# WORK ORDER
Go through the listing and pick out each line with the word "object" in it.
◇ ◇ ◇ ◇
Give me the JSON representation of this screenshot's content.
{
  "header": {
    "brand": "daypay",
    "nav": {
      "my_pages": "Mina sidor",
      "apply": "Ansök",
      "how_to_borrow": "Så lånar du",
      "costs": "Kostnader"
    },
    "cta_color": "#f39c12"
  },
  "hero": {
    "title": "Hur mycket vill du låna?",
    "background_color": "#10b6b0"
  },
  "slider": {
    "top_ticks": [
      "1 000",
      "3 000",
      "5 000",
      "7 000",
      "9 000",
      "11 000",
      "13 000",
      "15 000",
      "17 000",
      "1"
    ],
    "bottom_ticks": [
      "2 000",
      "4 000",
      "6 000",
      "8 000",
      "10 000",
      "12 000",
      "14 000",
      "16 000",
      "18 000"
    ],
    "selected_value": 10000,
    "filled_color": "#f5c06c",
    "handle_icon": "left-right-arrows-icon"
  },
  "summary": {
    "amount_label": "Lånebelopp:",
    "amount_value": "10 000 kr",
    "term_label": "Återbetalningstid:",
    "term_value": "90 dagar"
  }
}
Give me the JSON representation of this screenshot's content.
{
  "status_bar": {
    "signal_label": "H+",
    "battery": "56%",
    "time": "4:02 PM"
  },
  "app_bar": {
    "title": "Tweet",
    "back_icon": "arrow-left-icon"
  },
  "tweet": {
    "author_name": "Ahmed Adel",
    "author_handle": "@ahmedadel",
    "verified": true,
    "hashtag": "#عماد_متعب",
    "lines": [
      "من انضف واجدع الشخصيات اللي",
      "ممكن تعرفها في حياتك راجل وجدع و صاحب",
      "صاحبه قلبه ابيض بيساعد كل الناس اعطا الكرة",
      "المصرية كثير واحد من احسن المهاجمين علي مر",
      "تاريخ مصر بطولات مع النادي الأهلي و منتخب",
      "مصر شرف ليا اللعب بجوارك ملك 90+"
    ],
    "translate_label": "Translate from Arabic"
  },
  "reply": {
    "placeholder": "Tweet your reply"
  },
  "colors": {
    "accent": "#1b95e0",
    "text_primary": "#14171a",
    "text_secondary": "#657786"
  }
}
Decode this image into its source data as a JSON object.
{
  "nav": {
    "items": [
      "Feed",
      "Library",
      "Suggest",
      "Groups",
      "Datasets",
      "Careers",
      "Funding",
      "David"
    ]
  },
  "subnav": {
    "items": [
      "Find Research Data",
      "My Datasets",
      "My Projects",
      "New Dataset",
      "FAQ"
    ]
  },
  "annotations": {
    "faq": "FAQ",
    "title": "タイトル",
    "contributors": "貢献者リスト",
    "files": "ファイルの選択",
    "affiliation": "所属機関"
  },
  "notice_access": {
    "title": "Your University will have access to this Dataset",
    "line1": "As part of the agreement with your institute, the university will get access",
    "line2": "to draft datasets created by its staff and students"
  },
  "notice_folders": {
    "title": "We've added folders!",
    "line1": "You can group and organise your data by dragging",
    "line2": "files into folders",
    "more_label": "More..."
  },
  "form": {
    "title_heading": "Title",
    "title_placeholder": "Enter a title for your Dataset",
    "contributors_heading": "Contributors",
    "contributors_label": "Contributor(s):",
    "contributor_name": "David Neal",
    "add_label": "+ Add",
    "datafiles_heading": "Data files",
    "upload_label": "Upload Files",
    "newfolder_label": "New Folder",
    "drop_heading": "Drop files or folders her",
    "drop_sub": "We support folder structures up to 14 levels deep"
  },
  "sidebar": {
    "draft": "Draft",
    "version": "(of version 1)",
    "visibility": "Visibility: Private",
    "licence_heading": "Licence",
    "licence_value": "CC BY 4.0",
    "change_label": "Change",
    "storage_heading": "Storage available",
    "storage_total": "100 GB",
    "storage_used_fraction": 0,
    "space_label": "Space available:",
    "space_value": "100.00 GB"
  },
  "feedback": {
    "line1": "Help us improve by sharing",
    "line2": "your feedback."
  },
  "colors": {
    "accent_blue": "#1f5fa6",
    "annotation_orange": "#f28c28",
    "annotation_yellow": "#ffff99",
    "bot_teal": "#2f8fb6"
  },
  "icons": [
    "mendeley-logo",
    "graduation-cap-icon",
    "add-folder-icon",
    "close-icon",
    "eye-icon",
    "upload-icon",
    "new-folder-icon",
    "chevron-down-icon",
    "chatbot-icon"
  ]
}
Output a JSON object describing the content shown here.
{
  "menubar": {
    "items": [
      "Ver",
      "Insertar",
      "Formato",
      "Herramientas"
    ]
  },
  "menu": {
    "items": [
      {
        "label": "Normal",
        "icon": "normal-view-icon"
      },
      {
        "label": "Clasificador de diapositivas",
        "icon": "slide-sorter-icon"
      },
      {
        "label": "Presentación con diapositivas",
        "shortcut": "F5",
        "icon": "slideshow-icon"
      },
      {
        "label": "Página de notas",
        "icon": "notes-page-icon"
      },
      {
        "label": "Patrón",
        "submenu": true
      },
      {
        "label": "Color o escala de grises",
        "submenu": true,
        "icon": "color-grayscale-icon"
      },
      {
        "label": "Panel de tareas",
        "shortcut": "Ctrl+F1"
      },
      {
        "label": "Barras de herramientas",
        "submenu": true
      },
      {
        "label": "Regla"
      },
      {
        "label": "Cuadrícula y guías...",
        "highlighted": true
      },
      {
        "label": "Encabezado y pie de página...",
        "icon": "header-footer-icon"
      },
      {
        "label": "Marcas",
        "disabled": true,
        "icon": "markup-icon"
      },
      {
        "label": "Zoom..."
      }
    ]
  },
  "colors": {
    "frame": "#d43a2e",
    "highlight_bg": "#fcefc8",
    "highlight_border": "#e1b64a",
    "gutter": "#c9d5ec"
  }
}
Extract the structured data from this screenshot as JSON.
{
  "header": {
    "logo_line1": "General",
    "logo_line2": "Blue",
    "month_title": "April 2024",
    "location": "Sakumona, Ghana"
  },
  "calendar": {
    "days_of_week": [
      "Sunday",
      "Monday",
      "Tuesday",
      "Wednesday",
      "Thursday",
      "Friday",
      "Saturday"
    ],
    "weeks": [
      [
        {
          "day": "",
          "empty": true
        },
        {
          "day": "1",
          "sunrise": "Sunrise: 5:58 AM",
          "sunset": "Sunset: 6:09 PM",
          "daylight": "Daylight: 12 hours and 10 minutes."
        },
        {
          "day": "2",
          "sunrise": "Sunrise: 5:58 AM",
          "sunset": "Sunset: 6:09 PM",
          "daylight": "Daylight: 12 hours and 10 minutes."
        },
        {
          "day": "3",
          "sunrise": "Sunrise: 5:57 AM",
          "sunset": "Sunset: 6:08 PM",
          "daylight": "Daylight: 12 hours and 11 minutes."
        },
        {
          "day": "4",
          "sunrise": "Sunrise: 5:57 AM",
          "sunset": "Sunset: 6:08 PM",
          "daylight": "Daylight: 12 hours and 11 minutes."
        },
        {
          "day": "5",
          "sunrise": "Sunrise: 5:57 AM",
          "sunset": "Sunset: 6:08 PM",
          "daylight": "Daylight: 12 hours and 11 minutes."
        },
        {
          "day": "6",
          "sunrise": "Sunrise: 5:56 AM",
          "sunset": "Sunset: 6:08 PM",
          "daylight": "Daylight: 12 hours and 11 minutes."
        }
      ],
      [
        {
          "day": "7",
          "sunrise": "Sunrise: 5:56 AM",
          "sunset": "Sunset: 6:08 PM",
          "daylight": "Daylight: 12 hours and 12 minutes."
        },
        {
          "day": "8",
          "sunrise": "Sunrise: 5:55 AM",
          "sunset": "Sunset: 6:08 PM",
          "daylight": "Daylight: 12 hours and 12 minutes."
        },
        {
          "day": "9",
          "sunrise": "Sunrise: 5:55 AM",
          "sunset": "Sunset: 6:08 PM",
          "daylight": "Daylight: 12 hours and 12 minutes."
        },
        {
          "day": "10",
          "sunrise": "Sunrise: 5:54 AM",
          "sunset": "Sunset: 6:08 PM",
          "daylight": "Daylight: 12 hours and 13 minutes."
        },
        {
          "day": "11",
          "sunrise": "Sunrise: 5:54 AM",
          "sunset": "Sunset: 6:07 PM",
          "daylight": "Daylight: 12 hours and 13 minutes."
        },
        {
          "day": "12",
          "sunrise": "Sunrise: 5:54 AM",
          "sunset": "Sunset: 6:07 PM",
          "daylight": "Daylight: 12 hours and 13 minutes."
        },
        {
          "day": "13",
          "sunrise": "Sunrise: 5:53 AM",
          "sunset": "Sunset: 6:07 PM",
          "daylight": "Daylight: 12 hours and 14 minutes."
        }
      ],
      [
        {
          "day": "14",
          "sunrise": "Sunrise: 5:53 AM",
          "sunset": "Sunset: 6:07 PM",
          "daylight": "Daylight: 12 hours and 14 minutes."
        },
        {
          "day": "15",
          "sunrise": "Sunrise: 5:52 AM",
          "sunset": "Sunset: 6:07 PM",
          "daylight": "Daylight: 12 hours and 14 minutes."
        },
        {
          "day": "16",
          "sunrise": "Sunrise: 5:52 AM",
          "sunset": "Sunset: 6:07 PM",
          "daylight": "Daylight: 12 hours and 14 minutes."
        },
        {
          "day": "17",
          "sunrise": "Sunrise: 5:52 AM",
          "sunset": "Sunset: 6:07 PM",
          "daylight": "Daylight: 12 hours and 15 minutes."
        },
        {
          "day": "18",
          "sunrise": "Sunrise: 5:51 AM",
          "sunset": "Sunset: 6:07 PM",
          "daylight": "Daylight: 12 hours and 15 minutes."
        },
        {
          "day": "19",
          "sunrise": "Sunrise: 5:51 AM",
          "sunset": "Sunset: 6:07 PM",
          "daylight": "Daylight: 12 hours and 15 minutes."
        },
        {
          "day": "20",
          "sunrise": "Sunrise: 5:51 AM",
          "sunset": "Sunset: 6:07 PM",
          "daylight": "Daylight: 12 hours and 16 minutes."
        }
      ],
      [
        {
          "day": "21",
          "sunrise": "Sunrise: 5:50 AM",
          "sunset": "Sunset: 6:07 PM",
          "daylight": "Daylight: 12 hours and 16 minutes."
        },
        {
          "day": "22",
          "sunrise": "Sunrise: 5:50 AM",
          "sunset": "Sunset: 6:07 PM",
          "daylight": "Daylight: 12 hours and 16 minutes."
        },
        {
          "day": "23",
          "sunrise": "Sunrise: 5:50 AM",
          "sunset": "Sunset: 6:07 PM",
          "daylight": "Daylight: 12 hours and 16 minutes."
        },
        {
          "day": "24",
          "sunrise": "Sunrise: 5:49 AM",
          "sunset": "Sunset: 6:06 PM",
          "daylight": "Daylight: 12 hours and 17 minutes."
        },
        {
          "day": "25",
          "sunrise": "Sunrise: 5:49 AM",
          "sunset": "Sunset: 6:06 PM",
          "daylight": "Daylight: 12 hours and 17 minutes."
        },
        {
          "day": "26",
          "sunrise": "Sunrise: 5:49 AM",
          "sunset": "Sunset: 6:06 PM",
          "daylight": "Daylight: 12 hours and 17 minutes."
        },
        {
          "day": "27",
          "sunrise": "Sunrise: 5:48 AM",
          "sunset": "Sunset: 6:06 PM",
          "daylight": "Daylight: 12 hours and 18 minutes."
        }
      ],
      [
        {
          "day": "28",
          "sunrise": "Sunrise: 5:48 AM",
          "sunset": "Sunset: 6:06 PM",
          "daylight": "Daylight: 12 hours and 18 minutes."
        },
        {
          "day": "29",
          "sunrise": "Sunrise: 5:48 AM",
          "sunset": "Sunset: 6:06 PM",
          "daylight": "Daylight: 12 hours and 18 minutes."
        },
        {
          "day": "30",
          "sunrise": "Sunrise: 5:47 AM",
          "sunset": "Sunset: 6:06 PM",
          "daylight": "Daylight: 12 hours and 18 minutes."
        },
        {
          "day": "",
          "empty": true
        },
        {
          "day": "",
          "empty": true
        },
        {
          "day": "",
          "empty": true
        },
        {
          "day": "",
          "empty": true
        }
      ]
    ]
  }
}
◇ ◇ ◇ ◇
# WRITTEN REPLY
Decode this image into its source data as a JSON object.
Output a JSON object describing the content shown here.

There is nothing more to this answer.